|Petros Faloutsos is an assistant professor at the Department of Computer Science at the University of California at Los Angeles. He received his PhD degree (2002) and his MSc degree in Computer Science from the University of Toronto, Canada and his BEng degree in Electrical Engineering from the National Technical University of Athens, Greece. Professor Faloutsos is the founder and the director of the graphics lab at the Department of Computer Science at UCLA. He is an associate editor for the Journal of The Visual Computer and has served as a Program Co-Chair for the ACM SIGGRAPH/Eurographics Symposium on Computer Animation 2005. He is a member of the ACM and the Technical Chamber of Greece.|
|Glenn Reinman is an associate professor in the Department of Computer Science at the University of California, Los Angeles. He received his PhD and MS in Computer Science at the University of California, San Diego in 2001 and 1999 respectively.
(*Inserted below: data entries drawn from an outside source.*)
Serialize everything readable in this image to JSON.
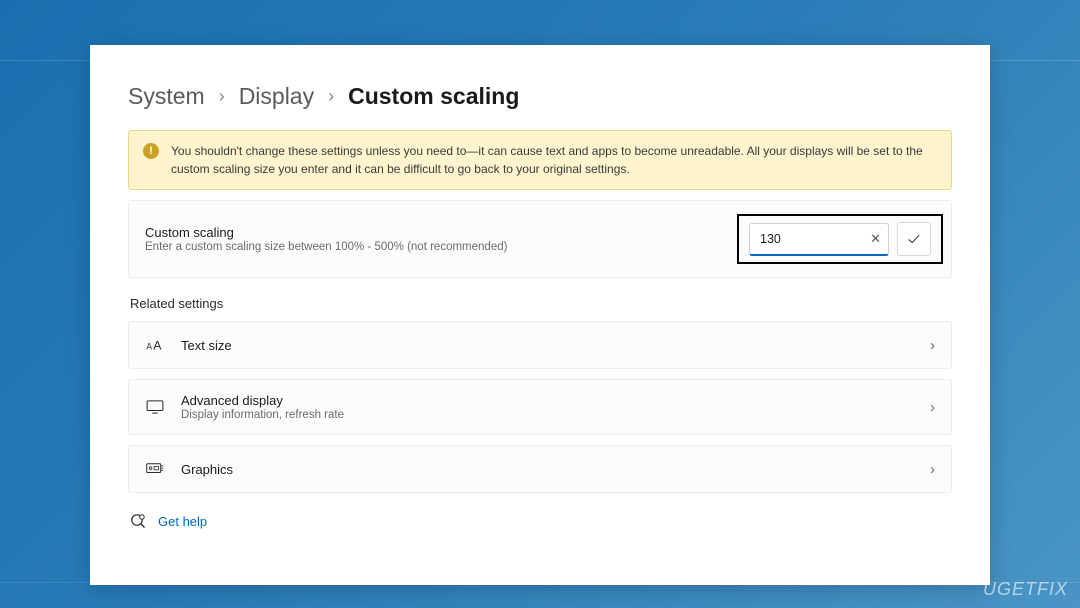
{
  "breadcrumb": {
    "system": "System",
    "display": "Display",
    "current": "Custom scaling"
  },
  "warning": {
    "text": "You shouldn't change these settings unless you need to—it can cause text and apps to become unreadable. All your displays will be set to the custom scaling size you enter and it can be difficult to go back to your original settings."
  },
  "custom_scaling": {
    "title": "Custom scaling",
    "subtitle": "Enter a custom scaling size between 100% - 500% (not recommended)",
    "value": "130"
  },
  "related": {
    "header": "Related settings",
    "text_size": {
      "title": "Text size"
    },
    "advanced_display": {
      "title": "Advanced display",
      "subtitle": "Display information, refresh rate"
    },
    "graphics": {
      "title": "Graphics"
    }
  },
  "help": {
    "label": "Get help"
  },
  "watermark": "UGETFIX"
}
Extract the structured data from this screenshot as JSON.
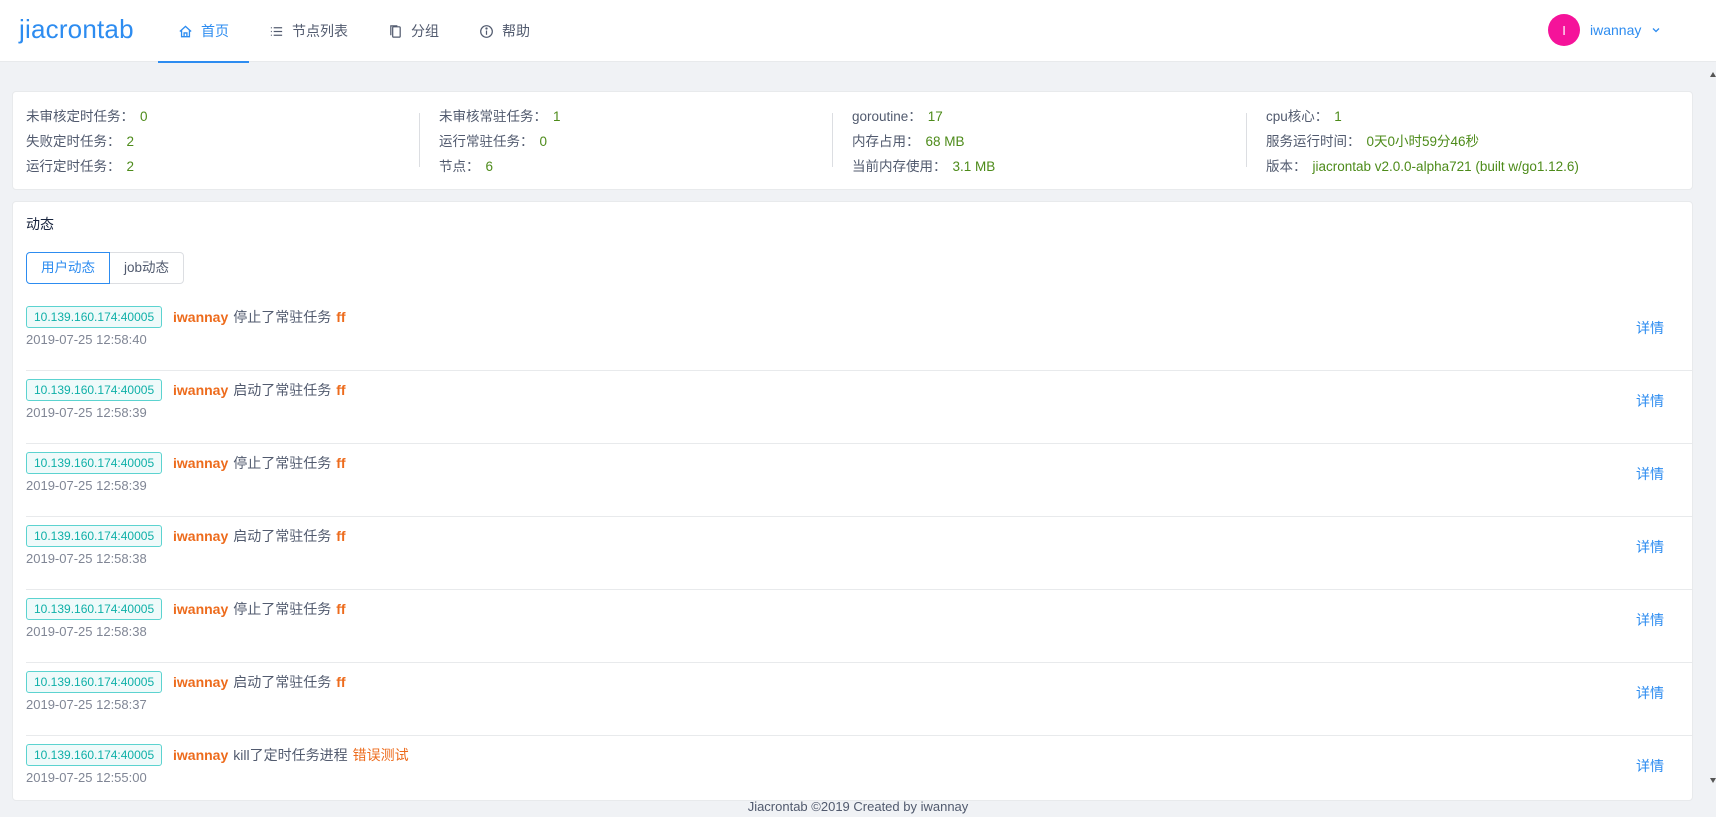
{
  "app": {
    "logo": "jiacrontab"
  },
  "nav": [
    {
      "label": "首页",
      "icon": "home-icon",
      "active": true
    },
    {
      "label": "节点列表",
      "icon": "list-icon",
      "active": false
    },
    {
      "label": "分组",
      "icon": "copy-icon",
      "active": false
    },
    {
      "label": "帮助",
      "icon": "info-icon",
      "active": false
    }
  ],
  "user": {
    "avatar_letter": "I",
    "name": "iwannay",
    "avatar_color": "#f5139a"
  },
  "stats": [
    [
      {
        "label": "未审核定时任务：",
        "value": "0"
      },
      {
        "label": "失败定时任务：",
        "value": "2"
      },
      {
        "label": "运行定时任务：",
        "value": "2"
      }
    ],
    [
      {
        "label": "未审核常驻任务：",
        "value": "1"
      },
      {
        "label": "运行常驻任务：",
        "value": "0"
      },
      {
        "label": "节点：",
        "value": "6"
      }
    ],
    [
      {
        "label": "goroutine：",
        "value": "17"
      },
      {
        "label": "内存占用：",
        "value": "68 MB"
      },
      {
        "label": "当前内存使用：",
        "value": "3.1 MB"
      }
    ],
    [
      {
        "label": "cpu核心：",
        "value": "1"
      },
      {
        "label": "服务运行时间：",
        "value": "0天0小时59分46秒"
      },
      {
        "label": "版本：",
        "value": "jiacrontab v2.0.0-alpha721 (built w/go1.12.6)"
      }
    ]
  ],
  "activity": {
    "title": "动态",
    "tabs": [
      {
        "label": "用户动态",
        "active": true
      },
      {
        "label": "job动态",
        "active": false
      }
    ],
    "detail_label": "详情",
    "items": [
      {
        "addr": "10.139.160.174:40005",
        "user": "iwannay",
        "action": "停止了常驻任务",
        "target": "ff",
        "time": "2019-07-25 12:58:40"
      },
      {
        "addr": "10.139.160.174:40005",
        "user": "iwannay",
        "action": "启动了常驻任务",
        "target": "ff",
        "time": "2019-07-25 12:58:39"
      },
      {
        "addr": "10.139.160.174:40005",
        "user": "iwannay",
        "action": "停止了常驻任务",
        "target": "ff",
        "time": "2019-07-25 12:58:39"
      },
      {
        "addr": "10.139.160.174:40005",
        "user": "iwannay",
        "action": "启动了常驻任务",
        "target": "ff",
        "time": "2019-07-25 12:58:38"
      },
      {
        "addr": "10.139.160.174:40005",
        "user": "iwannay",
        "action": "停止了常驻任务",
        "target": "ff",
        "time": "2019-07-25 12:58:38"
      },
      {
        "addr": "10.139.160.174:40005",
        "user": "iwannay",
        "action": "启动了常驻任务",
        "target": "ff",
        "time": "2019-07-25 12:58:37"
      },
      {
        "addr": "10.139.160.174:40005",
        "user": "iwannay",
        "action": "kill了定时任务进程",
        "target": "错误测试",
        "time": "2019-07-25 12:55:00"
      }
    ]
  },
  "footer": "Jiacrontab ©2019 Created by iwannay",
  "colors": {
    "accent": "#2d8cf0",
    "value_green": "#4d8b1a",
    "highlight_orange": "#ed6b1c",
    "tag_cyan": "#0fb0a8"
  }
}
He received a BS in Computer Science and Engineering from the Massachusetts Institute of Technology in 1996. He is one of the thrust leaders at the Center for Domain Specific Computing established by NSF.|
UCLA MAGiX lab: http://magix.ucla.edu/
Link to "Egocentric Affordance Fields in Pedestrian Steering" paper published at I3D 2009: www.seas.upenn.edu/~mubbasir/pdfs/egocentric.pdf
Video demonstration of results: www.seas.upenn.edu/~mubbasir/projects-egocentric.html